It seems that the desire to astonish the reader has gone too far. The author is a genius, has mastery over words and language yet fails on account of authenticity. To me it is taking the narrative too far without having much logic. This is a normal practice these days in the name of creative freedom. The author has justified it by saying, ”Although the tale has no need for a single stream. It is free to run, flow into rivers and lakes, into fresh new waters.”
The above lines touch our heart like magic but the fact is once merged with river a stream loses its identity and also loses its right to go elsewhere, so is life, once she left her husband married another Hindu male gave birth to children, raised them, loved them, mourned for the dead husband, where is the exploitation, who has cheated whom ? Let’s examine!
Leaving a husband without any fault, crossing over to an unknown country. Marrying a male without disclosing the previous marriage. It seems everything has been pre decided by our leading lady or by our talented author.
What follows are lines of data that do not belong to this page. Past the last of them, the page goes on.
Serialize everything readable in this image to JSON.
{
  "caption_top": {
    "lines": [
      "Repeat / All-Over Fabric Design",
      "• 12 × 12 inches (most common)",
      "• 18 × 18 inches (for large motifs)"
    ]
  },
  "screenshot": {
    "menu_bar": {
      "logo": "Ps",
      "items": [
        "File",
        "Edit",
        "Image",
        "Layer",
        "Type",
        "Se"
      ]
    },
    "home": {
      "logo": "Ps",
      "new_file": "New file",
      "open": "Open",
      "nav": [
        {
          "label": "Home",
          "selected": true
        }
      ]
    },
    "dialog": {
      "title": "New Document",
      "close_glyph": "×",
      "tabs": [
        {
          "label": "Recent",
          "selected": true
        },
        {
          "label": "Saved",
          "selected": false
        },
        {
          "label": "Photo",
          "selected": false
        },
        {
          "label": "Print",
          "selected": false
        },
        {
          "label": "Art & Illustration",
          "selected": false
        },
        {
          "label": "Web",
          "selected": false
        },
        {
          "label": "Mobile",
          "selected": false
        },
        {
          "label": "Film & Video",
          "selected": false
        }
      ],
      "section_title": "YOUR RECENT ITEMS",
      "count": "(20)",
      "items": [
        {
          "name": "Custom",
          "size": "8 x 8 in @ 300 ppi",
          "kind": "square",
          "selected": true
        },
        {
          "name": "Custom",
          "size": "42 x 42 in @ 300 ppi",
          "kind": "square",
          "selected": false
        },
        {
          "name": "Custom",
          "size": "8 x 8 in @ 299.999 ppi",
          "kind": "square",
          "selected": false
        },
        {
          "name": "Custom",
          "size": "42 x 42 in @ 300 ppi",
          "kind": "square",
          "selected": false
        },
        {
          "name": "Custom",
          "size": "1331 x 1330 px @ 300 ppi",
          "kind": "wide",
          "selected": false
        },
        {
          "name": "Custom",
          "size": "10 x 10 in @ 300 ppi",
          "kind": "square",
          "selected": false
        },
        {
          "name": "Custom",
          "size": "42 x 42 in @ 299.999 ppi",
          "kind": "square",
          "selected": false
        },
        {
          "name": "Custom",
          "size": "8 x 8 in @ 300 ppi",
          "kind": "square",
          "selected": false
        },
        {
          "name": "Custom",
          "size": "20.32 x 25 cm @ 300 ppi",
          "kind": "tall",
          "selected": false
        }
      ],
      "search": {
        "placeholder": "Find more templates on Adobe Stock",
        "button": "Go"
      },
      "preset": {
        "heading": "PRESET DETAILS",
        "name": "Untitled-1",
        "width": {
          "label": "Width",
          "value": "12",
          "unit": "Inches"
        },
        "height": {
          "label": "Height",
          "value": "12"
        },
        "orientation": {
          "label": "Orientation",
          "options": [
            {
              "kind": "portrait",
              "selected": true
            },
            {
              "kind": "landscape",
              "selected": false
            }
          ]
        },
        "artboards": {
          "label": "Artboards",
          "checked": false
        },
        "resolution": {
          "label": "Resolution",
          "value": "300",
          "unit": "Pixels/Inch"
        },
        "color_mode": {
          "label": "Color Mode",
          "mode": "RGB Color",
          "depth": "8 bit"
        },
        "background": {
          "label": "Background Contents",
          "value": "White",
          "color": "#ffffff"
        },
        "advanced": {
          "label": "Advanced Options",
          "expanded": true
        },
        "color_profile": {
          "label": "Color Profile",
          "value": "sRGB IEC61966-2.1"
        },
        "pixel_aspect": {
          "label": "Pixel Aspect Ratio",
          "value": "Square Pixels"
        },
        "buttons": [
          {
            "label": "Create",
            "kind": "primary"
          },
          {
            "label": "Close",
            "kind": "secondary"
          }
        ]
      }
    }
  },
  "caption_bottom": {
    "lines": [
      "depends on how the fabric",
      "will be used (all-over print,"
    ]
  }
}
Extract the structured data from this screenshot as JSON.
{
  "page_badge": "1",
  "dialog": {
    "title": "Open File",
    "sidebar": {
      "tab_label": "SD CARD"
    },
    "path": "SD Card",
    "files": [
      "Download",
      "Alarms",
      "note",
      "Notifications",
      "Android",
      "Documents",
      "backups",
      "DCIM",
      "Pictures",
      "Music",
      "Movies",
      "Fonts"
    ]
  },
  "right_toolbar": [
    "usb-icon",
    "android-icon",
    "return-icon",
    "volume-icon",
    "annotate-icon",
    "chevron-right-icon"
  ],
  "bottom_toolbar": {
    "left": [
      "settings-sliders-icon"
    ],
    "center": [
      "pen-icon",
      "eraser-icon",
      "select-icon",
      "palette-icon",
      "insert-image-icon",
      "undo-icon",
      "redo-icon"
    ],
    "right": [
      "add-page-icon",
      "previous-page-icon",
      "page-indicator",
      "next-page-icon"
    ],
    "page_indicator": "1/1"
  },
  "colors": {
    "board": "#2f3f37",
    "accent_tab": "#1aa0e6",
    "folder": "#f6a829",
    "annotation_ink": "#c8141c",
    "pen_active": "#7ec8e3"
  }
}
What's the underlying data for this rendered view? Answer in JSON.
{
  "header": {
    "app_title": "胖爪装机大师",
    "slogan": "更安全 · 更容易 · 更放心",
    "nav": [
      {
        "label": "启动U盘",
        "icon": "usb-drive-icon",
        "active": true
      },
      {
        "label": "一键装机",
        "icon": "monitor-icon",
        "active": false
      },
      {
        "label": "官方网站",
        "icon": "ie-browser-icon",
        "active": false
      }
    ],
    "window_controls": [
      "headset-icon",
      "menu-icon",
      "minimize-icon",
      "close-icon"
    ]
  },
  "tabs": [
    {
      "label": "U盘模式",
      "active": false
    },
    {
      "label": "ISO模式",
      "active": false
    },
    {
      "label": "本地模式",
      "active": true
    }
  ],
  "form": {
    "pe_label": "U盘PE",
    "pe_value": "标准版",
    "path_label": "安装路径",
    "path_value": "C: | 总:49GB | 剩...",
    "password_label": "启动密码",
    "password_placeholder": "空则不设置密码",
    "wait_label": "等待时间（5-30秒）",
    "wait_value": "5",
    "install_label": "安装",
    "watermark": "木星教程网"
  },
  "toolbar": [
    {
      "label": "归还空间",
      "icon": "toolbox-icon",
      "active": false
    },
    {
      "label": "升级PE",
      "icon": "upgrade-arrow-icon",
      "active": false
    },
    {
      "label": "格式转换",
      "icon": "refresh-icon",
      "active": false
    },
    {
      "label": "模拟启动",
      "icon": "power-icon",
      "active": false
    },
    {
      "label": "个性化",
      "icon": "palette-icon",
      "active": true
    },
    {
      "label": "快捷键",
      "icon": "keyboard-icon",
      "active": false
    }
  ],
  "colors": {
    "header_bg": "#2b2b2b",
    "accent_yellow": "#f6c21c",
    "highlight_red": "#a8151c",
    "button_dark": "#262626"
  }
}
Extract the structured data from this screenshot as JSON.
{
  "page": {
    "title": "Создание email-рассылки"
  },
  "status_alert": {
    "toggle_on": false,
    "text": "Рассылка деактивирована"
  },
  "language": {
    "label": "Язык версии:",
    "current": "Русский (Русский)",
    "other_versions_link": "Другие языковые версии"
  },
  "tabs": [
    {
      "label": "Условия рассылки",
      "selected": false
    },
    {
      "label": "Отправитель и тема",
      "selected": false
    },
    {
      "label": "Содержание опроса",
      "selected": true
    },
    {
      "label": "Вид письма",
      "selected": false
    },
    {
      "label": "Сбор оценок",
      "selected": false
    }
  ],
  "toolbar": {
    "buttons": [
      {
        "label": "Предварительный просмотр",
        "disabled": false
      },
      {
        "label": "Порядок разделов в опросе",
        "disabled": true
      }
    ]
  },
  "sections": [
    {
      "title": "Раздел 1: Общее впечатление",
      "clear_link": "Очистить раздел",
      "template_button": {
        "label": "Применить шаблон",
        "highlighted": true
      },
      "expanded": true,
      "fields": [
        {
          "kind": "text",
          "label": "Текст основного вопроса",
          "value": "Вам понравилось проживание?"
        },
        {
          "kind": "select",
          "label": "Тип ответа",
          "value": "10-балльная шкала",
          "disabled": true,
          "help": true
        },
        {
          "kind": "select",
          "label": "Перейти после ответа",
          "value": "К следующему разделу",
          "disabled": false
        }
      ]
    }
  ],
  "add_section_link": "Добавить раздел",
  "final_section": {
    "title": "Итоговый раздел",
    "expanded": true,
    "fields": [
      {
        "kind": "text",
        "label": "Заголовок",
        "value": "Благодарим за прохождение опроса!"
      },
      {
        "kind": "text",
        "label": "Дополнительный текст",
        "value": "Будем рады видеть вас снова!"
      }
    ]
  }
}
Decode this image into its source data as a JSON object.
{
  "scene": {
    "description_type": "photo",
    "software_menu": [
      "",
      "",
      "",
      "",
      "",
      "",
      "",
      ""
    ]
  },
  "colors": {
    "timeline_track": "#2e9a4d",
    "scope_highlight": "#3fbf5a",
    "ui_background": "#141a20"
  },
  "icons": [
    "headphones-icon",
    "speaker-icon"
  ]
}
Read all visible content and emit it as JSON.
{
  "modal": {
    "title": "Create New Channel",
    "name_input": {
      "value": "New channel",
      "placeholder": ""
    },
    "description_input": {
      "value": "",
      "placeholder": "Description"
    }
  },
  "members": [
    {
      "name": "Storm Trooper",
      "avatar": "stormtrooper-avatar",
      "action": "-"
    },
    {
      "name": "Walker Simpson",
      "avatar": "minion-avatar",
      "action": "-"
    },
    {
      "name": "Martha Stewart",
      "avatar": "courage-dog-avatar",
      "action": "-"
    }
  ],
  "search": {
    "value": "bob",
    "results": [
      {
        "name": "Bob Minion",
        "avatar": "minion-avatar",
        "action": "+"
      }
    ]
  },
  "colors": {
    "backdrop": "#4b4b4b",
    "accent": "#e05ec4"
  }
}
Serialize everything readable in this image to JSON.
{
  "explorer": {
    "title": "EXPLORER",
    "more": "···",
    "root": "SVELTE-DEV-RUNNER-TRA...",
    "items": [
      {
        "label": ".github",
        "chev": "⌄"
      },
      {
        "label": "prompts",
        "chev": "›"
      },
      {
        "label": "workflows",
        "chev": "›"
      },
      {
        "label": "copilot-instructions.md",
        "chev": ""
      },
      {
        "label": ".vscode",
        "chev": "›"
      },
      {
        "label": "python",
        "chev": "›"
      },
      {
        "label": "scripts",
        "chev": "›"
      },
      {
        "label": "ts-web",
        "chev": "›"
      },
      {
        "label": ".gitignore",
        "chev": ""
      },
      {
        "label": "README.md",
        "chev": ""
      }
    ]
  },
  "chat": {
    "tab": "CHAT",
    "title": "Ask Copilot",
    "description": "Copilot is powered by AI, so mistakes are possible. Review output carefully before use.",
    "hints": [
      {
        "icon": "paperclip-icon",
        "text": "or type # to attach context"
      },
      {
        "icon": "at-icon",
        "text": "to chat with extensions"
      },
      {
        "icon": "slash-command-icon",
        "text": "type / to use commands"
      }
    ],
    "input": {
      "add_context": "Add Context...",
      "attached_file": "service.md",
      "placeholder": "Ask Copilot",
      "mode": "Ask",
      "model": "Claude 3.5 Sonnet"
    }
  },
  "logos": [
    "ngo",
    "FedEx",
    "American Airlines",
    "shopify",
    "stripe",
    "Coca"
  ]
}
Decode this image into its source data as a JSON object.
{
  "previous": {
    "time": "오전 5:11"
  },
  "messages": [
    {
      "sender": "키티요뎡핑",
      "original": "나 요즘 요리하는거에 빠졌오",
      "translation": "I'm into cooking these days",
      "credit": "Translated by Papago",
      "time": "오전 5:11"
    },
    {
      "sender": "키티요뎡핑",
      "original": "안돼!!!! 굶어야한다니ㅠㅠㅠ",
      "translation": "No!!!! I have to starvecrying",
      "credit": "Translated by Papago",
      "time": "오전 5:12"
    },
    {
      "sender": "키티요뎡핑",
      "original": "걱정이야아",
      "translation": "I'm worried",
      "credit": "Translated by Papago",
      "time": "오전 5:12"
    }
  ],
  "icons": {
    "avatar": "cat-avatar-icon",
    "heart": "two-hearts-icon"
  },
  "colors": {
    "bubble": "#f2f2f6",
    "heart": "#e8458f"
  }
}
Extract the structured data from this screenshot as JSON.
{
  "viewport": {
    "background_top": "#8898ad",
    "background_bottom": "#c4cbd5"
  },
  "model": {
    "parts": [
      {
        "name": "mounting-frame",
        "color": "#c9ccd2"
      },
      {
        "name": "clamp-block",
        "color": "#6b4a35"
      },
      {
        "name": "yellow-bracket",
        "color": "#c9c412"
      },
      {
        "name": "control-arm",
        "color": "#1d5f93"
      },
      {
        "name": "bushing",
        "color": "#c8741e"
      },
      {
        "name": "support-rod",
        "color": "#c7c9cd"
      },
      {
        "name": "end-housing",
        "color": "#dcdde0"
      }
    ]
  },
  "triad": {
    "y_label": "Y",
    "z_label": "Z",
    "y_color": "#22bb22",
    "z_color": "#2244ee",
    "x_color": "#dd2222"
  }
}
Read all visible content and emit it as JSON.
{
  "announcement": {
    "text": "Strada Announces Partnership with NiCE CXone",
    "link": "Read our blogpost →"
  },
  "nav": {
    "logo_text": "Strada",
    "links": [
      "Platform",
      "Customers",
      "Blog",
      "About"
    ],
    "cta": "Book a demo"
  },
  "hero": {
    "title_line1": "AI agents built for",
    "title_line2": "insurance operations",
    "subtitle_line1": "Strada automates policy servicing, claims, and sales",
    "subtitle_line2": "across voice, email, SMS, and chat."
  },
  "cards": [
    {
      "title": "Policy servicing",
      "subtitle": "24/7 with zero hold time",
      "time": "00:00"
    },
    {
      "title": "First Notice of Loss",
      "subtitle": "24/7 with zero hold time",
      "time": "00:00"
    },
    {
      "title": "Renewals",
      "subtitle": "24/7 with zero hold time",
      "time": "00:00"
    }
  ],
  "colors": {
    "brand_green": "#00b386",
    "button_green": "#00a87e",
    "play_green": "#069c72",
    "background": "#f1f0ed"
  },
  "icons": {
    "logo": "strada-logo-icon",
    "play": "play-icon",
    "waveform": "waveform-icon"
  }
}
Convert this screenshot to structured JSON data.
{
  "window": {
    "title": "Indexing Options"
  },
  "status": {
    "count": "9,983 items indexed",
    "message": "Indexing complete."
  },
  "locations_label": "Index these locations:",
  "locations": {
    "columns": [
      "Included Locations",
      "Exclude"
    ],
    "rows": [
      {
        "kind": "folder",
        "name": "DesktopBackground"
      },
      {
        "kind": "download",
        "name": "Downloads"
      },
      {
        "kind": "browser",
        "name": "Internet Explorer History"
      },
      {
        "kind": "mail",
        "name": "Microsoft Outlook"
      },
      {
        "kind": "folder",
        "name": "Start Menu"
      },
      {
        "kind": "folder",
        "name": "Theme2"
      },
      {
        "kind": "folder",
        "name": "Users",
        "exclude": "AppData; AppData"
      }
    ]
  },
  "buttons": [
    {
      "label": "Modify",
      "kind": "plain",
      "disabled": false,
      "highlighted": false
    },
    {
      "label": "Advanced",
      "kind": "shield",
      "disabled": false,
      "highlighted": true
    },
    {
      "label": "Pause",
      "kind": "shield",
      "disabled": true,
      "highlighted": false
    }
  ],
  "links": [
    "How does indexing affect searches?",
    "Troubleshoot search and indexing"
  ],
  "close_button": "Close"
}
Religions, countries and gender have to take the blame.
The author is aware that the work may get criticism, so it is preempted by saying “Those who didn’t understand her arguments considered her crazy”.
Translator On Par With Author
Leaving aside the literary issues, the bigger conspiracy in these awards is making the translator equivalent to the author. This is unfair as the author conceives a plot like a mother, incubates it in his/her heart, takes up research, weaves the characters into his plot, packs sorrow and joy, love and hate, conspiracy and truth, hope and despair, win and lose,loyalty and betrayal word by word, sentence by sentence and chapter by chapter.The translator is simply replacing the language, as a result translated work is paid by word count only. No translator has ever become immortal by translating a great book but here Booker has achieved this great feat. I am sure that the sale of Tomb of Sand will sell more copies and will become a bigger name that too with the consent of the original author and the readers.
Condemning and cribbing is not going to help as the market is governed by brutal laws of the sea where big fish eats the small fish and fast fish eats the slow fish, it is our job to choose the system which suits our condition. India is now the sixth largest economy and determined to be a five trillion economy, time has come to put in place a robust system to nurture art and literature. Last year, the Government selected and trained young authors to match the global standards. States should also promote budding talent. Literary mafia of civil servants, business tycoons and politicians should not eat into the space needed for full time creative writers and poets. Mentors should not kill their prodigies devoted to literature. Until and unless Hindi or vernacular language provides livelihood and respect to its creative talent, the world will keep on exploiting them politically and financially. Time has come to create an ‘Indian Premier League of literature’ where big international names may line-up to join as happens in Indian cricket. I am eagerly dreaming that Western authors are lining up to get their books so that their translated work may win a mega million rupee award.